• **Task brief**:
Find the lines holding the string "label" in the data, then copy all of them.
---- Input for this task
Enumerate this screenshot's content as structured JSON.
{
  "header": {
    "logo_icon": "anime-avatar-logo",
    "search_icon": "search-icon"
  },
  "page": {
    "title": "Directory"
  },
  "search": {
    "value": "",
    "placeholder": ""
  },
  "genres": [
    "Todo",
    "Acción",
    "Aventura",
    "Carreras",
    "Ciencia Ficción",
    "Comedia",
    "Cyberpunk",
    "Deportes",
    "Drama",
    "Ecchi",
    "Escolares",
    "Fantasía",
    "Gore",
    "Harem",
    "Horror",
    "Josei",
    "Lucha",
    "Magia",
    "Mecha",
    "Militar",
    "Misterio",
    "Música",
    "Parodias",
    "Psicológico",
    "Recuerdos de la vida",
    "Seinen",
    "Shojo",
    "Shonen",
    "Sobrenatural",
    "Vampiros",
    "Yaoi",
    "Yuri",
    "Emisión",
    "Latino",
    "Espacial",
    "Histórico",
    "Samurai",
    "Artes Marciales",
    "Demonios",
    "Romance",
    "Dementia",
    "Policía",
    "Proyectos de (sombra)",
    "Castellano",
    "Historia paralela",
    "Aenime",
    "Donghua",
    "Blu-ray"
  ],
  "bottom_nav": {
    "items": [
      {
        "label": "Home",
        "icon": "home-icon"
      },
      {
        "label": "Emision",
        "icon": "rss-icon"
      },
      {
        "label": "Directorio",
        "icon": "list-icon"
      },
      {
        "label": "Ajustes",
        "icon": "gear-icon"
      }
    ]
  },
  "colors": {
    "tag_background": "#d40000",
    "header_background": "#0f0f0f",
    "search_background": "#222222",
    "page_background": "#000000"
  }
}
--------
• **Solution for this task**:
        "label": "Home",
        "label": "Emision",
        "label": "Directorio",
        "label": "Ajustes",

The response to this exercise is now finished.